Prison violence could be under-reported, warns watchdog
Violence in Britain's prisons may be even worse than previously thought because incidents are being under-reported, a European watchdog has warned.
Assaults, self-harm and suicides behind bars have all surged to record levels as a safety crisis engulfed jails in England and Wales.
In a report to be published on Wednesday, the European Committee for the Prevention of Torture (CPT) raised concerns that the picture could be more serious still.
Despite the considerable number of instruments established to capture data regarding violent incidents, there were "systemic and structural weaknesses" in the documentation process, according to the study.
Members of the committee, which is part of the Council of Europe, visited HMP Doncaster and HMP Pentonville as part of their inquiry last spring.
The assessment said that at both establishments, the delegation " gained the impression that the actual number of violent incidents appreciably exceeded the number recorded".
It added: " This issue appeared to be particularly acute at Doncaster Prison, where the delegation established that some violent incidents had either not been recorded or recorded as being less serious than they were in practice.

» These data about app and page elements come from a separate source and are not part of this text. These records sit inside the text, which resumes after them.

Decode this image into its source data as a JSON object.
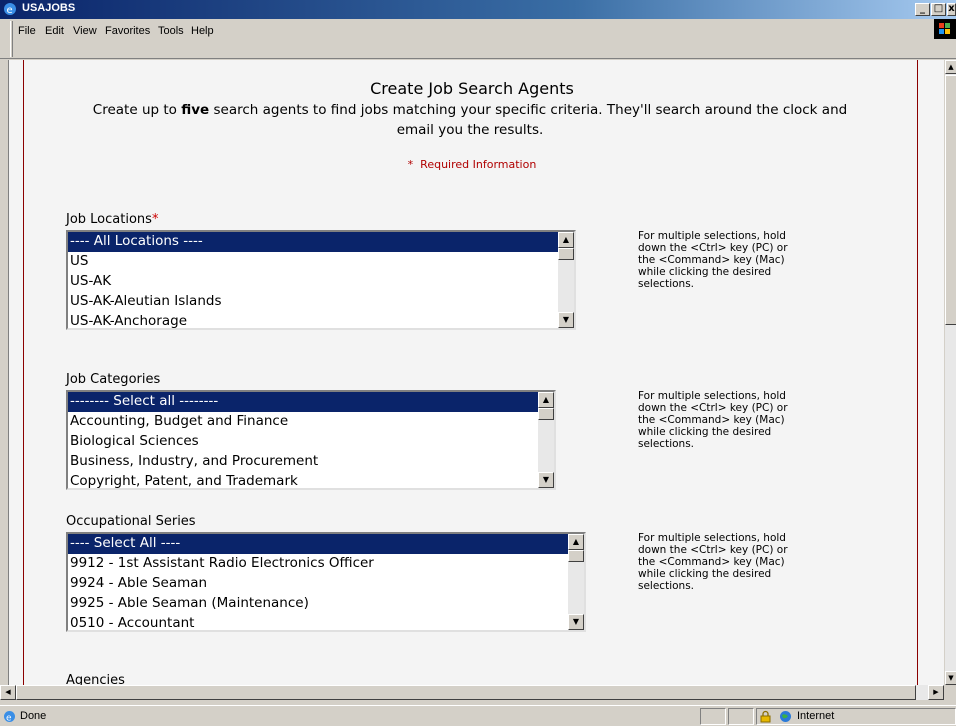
{
  "window": {
    "title": "USAJOBS"
  },
  "menu": [
    "File",
    "Edit",
    "View",
    "Favorites",
    "Tools",
    "Help"
  ],
  "page": {
    "heading": "Create Job Search Agents",
    "intro_before": "Create up to ",
    "intro_bold": "five",
    "intro_after": " search agents to find jobs matching your specific criteria. They'll search around the clock and email you the results.",
    "required_star": "*",
    "required_text": "Required Information",
    "hint": "For multiple selections, hold down the <Ctrl> key (PC) or the <Command> key (Mac) while clicking the desired selections.",
    "sections": [
      {
        "label": "Job Locations",
        "required": true,
        "options": [
          "---- All Locations ----",
          "US",
          "US-AK",
          "US-AK-Aleutian Islands",
          "US-AK-Anchorage"
        ],
        "selected_index": 0
      },
      {
        "label": "Job Categories",
        "required": false,
        "options": [
          "-------- Select all --------",
          "Accounting, Budget and Finance",
          "Biological Sciences",
          "Business, Industry, and Procurement",
          "Copyright, Patent, and Trademark"
        ],
        "selected_index": 0
      },
      {
        "label": "Occupational Series",
        "required": false,
        "options": [
          "---- Select All ----",
          "9912 - 1st Assistant Radio Electronics Officer",
          "9924 - Able Seaman",
          "9925 - Able Seaman (Maintenance)",
          "0510 - Accountant"
        ],
        "selected_index": 0
      }
    ],
    "next_label": "Agencies"
  },
  "status": {
    "text": "Done",
    "zone": "Internet"
  },
  "colors": {
    "title_start": "#0a246a",
    "selection": "#0a246a",
    "rule": "#8b0000",
    "required": "#b00000"
  }
}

"Moreover, the delegation observed first-hand that violent incidents were not always reported by staff.
"While the number of recorded violent incidents at all prisons visited was alarmingly high, the CPT believes that these figures under-record the actual number of incidents and consequently fail to afford a true picture of the severity of the situation."
Ministers have launched a major reform programme in a bid to overhaul the prison system after a spate of serious disturbances and worsening safety standards.
In the year to September, assaults in jails in England and Wales reached a record high of 25,049 - equivalent to more than 60 every day, the most recent official statistics show.
In a highly critical assessment, the committee warned that violence is "spiralling out of control" and described overcrowding as "chronic".
Its report said: "Over the last 25 years, the prison population has nearly doubled, and almost all adult prisons now operate at or near full operational capacity and well above their certified normal capacity."
Unless "determined action" is taken to significantly reduce the current prison population, the "regime improvements" envisaged by the authorities' reform agenda will remain unattainable, the paper warned.
Regimes in all prison establishments visited were said to be "inadequate", with a considerable number of prisoners spending up to 22 hours per day locked up in their cells.
At one youth offenders institution, some juveniles could spend up to 23 and a half hours a day locked up alone in their cells, according to the committee, which argued that holding youngsters in such conditions amounts to "inhuman and degrading treatment".
The report said: " The cumulative effect of certain systemic failings was that none of the establishments visited could be considered safe for prisoners or staff."
It also claimed that, at both Doncaster and Pentonville, operational safety had been compromised in part due to low staffing levels or inadequate deployment of staff on wings.
John Wadham, chairman of the UK National Preventive Mechanism (NPM), a collection of bodies which have powers to inspect or monitor places of detention, said: "The CPT report gives the NPM much to reflect on. A great deal of what they say echoes our own concerns.
"Our research shows that more than 124,000 people are detained in the UK on any given day. This report is an important reminder that there is much to be done to improve the conditions in which people are held and how they are treated.
"I am particularly concerned by their finding that a number of children held in one young offender institution spent 23.5 hours a day locked in their cells. I agree with the CPT that such conditions amount to inhuman and degrading treatment."